▸ **Exercise**: Print the data that follows, exactly and completely.

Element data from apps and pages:
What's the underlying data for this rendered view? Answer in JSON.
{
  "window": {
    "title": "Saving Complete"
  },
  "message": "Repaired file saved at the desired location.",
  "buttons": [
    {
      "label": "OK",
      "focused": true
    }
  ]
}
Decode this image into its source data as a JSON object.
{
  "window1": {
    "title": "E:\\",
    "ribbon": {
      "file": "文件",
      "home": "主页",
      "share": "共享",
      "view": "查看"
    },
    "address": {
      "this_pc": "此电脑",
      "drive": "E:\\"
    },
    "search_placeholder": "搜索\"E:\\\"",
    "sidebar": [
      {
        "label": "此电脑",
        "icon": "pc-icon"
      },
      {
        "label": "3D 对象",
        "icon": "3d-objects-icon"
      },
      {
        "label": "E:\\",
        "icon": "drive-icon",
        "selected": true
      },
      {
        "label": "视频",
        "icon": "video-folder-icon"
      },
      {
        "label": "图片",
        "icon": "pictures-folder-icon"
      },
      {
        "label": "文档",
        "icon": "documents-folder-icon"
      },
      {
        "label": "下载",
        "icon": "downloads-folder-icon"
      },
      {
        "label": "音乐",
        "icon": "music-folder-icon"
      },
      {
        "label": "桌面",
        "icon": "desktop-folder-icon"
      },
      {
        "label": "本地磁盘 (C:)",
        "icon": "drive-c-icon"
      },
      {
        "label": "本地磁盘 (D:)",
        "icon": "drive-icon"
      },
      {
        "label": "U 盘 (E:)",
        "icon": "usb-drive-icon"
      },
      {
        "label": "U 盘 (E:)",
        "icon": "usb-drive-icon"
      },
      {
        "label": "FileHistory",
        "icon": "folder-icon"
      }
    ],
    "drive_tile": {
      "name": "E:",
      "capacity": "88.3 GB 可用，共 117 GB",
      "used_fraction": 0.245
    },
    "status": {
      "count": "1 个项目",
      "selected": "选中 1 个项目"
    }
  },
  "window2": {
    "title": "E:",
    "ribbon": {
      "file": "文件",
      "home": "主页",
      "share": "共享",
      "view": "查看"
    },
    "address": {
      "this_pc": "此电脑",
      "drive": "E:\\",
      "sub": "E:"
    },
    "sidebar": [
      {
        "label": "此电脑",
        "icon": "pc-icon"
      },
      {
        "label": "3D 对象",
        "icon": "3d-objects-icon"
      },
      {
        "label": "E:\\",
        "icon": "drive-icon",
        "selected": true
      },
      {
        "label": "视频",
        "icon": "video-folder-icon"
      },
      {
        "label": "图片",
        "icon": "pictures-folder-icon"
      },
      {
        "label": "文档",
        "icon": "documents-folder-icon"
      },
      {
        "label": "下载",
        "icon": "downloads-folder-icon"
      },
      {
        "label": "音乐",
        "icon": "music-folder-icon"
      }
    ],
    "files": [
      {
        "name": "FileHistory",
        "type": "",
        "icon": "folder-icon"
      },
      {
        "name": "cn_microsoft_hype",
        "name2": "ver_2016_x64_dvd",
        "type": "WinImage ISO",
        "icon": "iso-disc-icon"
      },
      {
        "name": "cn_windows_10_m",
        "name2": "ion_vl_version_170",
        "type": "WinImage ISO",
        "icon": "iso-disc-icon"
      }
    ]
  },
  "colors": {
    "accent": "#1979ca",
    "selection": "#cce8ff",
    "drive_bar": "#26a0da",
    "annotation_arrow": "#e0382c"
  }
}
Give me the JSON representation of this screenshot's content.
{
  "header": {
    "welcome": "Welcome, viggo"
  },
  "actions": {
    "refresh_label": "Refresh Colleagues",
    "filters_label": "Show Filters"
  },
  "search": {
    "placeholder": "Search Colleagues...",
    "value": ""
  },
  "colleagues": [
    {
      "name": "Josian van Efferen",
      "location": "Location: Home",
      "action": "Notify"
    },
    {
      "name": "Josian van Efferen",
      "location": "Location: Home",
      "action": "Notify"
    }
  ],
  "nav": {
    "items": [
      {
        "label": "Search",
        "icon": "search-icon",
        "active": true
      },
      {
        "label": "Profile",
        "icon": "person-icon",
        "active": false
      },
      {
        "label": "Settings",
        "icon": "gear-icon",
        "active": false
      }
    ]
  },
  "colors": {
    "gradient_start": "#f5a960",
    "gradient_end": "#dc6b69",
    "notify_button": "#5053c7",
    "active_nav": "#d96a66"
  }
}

▸ **Your response**:
What's the underlying data for this rendered view? Answer in JSON.
{
  "window": {
    "title": "Saving Complete"
  },
  "message": "Repaired file saved at the desired location.",
  "buttons": [
    {
      "label": "OK",
      "focused": true
    }
  ]
}
Decode this image into its source data as a JSON object.
{
  "window1": {
    "title": "E:\\",
    "ribbon": {
      "file": "文件",
      "home": "主页",
      "share": "共享",
      "view": "查看"
    },
    "address": {
      "this_pc": "此电脑",
      "drive": "E:\\"
    },
    "search_placeholder": "搜索\"E:\\\"",
    "sidebar": [
      {
        "label": "此电脑",
        "icon": "pc-icon"
      },
      {
        "label": "3D 对象",
        "icon": "3d-objects-icon"
      },
      {
        "label": "E:\\",
        "icon": "drive-icon",
        "selected": true
      },
      {
        "label": "视频",
        "icon": "video-folder-icon"
      },
      {
        "label": "图片",
        "icon": "pictures-folder-icon"
      },
      {
        "label": "文档",
        "icon": "documents-folder-icon"
      },
      {
        "label": "下载",
        "icon": "downloads-folder-icon"
      },
      {
        "label": "音乐",
        "icon": "music-folder-icon"
      },
      {
        "label": "桌面",
        "icon": "desktop-folder-icon"
      },
      {
        "label": "本地磁盘 (C:)",
        "icon": "drive-c-icon"
      },
      {
        "label": "本地磁盘 (D:)",
        "icon": "drive-icon"
      },
      {
        "label": "U 盘 (E:)",
        "icon": "usb-drive-icon"
      },
      {
        "label": "U 盘 (E:)",
        "icon": "usb-drive-icon"
      },
      {
        "label": "FileHistory",
        "icon": "folder-icon"
      }
    ],
    "drive_tile": {
      "name": "E:",
      "capacity": "88.3 GB 可用，共 117 GB",
      "used_fraction": 0.245
    },
    "status": {
      "count": "1 个项目",
      "selected": "选中 1 个项目"
    }
  },
  "window2": {
    "title": "E:",
    "ribbon": {
      "file": "文件",
      "home": "主页",
      "share": "共享",
      "view": "查看"
    },
    "address": {
      "this_pc": "此电脑",
      "drive": "E:\\",
      "sub": "E:"
    },
    "sidebar": [
      {
        "label": "此电脑",
        "icon": "pc-icon"
      },
      {
        "label": "3D 对象",
        "icon": "3d-objects-icon"
      },
      {
        "label": "E:\\",
        "icon": "drive-icon",
        "selected": true
      },
      {
        "label": "视频",
        "icon": "video-folder-icon"
      },
      {
        "label": "图片",
        "icon": "pictures-folder-icon"
      },
      {
        "label": "文档",
        "icon": "documents-folder-icon"
      },
      {
        "label": "下载",
        "icon": "downloads-folder-icon"
      },
      {
        "label": "音乐",
        "icon": "music-folder-icon"
      }
    ],
    "files": [
      {
        "name": "FileHistory",
        "type": "",
        "icon": "folder-icon"
      },
      {
        "name": "cn_microsoft_hype",
        "name2": "ver_2016_x64_dvd",
        "type": "WinImage ISO",
        "icon": "iso-disc-icon"
      },
      {
        "name": "cn_windows_10_m",
        "name2": "ion_vl_version_170",
        "type": "WinImage ISO",
        "icon": "iso-disc-icon"
      }
    ]
  },
  "colors": {
    "accent": "#1979ca",
    "selection": "#cce8ff",
    "drive_bar": "#26a0da",
    "annotation_arrow": "#e0382c"
  }
}
Give me the JSON representation of this screenshot's content.
{
  "header": {
    "welcome": "Welcome, viggo"
  },
  "actions": {
    "refresh_label": "Refresh Colleagues",
    "filters_label": "Show Filters"
  },
  "search": {
    "placeholder": "Search Colleagues...",
    "value": ""
  },
  "colleagues": [
    {
      "name": "Josian van Efferen",
      "location": "Location: Home",
      "action": "Notify"
    },
    {
      "name": "Josian van Efferen",
      "location": "Location: Home",
      "action": "Notify"
    }
  ],
  "nav": {
    "items": [
      {
        "label": "Search",
        "icon": "search-icon",
        "active": true
      },
      {
        "label": "Profile",
        "icon": "person-icon",
        "active": false
      },
      {
        "label": "Settings",
        "icon": "gear-icon",
        "active": false
      }
    ]
  },
  "colors": {
    "gradient_start": "#f5a960",
    "gradient_end": "#dc6b69",
    "notify_button": "#5053c7",
    "active_nav": "#d96a66"
  }
}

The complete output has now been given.